Two Seahawks players went on CNN Wednesday night to explain why on Sunday night the team and head coach remained in the locker room during the national anthem. The move was met by both praise and criticism from fans.
“The players are using the bully pulpit that they have,” said Northwest African American Museum Interim Executive Director Mildred Ollee.
We’ve all watched the NFL protests during the national anthem. Players say the original message had nothing to do with veterans or the anthem at all.
“When there’s significant change and I feel like that flag represents what it’s supposed to represent and this country is representing people the way that it was supposed to, I’ll stand,” said former NFL quarterback Colin Kaepernick in 2016.
Kaepernick was the first player to sit during the anthem. For the past two years, other players, including Seahawks players Michael Bennett and Doug Baldwin started protesting as well.
“It’s not a disrespect. We’re honoring those who have sacrificed their lives in order for us to use our First Amendment rights,” said Baldwin.
“When I get pulled over by the police, I shouldn’t feel like I’m going to die. I should feel like I’m interacting with law enforcement and that they will respect me as a human being,” said Bennett.
"I would like to challenge every American that is watching this show to treat people better," Bennett said. "That really is what it's about. It's about treating people like human beings. That's the first step."
"The changes start with the heart," he continued. "This is not a violent protest. This is a peaceful protest. We are challenging people spiritually, not physically, spiritually to change the way you have been doing. Change the culture."
Kaepernick’s protest started after police officers killed black people like Michael Gardner, Tamir Rice and others.
“I’m thinking we’re still in the struggle. We’re still making progress and we’re still having to make severe sacrifices to call attention to what’s going" on, said Ollee.
Ollee and her family have dedicated their lives to civil rights. She says today’s protests and the criticism mirrors what happened to Dr. Martin Luther King Jr.
“I remember Martin Luther King being called a communist. People were against him. Felt like if you just sit and wait, that time would take care of all this -- and we know that that does not happen,” said Ollee.
Ollee says what the players are doing is exactly what it takes to point out injustices, start a conversation, and find solutions.
Baldwin said, “Number one, we want more resources for our law enforcement so they can experience better de-escalation tactics, better policies, better protocols. Number two … let’s put the D.A.R.E. program back in school. Let’s start funding education programs. Let’s start putting more resources in our public schools in general. You want to know what’s the next steps, well that’s what we’re asking for and we’ve been saying that since day one."
On Wednesday, Bennett, suggested protests would continue until real change comes about.

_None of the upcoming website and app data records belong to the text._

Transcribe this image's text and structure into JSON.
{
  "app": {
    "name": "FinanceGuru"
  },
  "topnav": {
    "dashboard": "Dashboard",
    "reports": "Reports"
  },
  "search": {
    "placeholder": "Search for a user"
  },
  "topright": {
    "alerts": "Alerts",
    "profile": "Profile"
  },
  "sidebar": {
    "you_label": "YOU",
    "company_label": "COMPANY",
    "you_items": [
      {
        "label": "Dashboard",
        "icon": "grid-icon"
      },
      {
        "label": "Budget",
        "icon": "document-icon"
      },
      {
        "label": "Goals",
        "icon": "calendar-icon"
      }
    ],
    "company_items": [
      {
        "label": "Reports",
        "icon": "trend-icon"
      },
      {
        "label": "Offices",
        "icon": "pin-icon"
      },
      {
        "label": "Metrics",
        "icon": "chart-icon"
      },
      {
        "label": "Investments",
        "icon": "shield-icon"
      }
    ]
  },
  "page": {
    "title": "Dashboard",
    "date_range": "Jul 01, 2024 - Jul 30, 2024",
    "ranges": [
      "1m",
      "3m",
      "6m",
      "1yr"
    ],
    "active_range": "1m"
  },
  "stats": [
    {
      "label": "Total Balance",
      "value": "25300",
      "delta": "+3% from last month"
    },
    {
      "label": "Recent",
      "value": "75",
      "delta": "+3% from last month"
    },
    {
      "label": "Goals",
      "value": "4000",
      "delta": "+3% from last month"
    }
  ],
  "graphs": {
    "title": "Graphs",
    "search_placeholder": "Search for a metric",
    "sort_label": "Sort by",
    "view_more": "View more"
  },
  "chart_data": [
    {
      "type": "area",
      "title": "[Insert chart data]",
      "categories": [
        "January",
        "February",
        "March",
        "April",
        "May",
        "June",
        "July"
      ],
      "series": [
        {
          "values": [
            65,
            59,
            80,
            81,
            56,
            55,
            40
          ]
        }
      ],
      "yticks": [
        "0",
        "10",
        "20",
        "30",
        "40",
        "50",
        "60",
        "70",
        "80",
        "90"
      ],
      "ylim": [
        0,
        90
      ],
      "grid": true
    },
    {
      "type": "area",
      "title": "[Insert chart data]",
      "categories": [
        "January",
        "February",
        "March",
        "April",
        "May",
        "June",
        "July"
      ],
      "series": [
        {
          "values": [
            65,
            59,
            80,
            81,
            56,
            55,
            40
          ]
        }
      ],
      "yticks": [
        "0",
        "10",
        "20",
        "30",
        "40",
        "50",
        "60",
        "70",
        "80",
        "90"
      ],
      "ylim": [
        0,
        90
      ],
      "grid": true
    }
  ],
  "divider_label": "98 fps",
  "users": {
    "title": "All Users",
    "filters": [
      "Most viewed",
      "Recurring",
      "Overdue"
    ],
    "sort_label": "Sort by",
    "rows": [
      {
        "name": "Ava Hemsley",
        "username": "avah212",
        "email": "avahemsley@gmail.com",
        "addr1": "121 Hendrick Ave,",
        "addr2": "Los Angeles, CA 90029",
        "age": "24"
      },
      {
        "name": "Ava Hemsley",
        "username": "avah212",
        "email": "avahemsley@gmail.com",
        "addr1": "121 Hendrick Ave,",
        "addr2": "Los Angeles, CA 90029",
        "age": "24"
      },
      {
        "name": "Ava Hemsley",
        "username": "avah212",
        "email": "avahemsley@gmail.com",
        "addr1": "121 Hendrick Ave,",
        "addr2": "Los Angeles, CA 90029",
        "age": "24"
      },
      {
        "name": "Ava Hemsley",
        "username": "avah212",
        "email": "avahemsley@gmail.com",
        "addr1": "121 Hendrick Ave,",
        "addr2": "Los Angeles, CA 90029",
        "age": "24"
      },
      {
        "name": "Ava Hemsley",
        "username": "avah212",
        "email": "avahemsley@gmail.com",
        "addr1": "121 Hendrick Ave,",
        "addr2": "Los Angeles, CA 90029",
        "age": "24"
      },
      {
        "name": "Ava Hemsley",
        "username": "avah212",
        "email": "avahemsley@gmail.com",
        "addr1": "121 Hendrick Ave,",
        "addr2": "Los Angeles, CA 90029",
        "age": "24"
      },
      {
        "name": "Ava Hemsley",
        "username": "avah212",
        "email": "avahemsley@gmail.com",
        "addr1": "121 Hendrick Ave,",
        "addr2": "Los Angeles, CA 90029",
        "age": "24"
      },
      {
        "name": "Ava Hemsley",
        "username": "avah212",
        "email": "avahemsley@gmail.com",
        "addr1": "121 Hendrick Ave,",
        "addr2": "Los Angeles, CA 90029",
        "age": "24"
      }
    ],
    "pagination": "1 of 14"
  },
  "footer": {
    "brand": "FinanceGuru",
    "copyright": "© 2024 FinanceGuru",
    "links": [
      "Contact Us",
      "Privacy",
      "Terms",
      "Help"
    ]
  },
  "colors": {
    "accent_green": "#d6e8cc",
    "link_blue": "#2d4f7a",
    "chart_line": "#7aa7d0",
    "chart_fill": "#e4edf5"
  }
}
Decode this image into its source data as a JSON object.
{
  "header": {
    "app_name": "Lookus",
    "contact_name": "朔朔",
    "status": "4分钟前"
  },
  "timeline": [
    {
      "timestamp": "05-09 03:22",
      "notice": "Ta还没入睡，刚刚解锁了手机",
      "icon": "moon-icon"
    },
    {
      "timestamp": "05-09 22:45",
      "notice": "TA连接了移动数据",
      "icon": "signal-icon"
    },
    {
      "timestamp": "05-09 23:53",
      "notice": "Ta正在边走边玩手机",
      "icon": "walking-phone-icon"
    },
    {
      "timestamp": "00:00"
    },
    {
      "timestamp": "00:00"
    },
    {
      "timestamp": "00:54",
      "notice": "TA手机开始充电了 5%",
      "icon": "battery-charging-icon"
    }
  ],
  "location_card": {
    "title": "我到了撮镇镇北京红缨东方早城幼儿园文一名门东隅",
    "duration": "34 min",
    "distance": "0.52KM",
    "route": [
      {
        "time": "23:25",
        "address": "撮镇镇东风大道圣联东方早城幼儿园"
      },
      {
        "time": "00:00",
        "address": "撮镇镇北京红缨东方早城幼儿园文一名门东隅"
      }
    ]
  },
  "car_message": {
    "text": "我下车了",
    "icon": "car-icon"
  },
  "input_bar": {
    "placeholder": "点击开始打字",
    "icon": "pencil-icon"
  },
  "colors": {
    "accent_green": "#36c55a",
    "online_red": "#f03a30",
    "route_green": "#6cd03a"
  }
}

"There is no way a woman should feel less human than man," he said. "There is no way that black person should feel less human than a white man. Everybody should be seen as equal. Until that happens ... there is never going to be a change."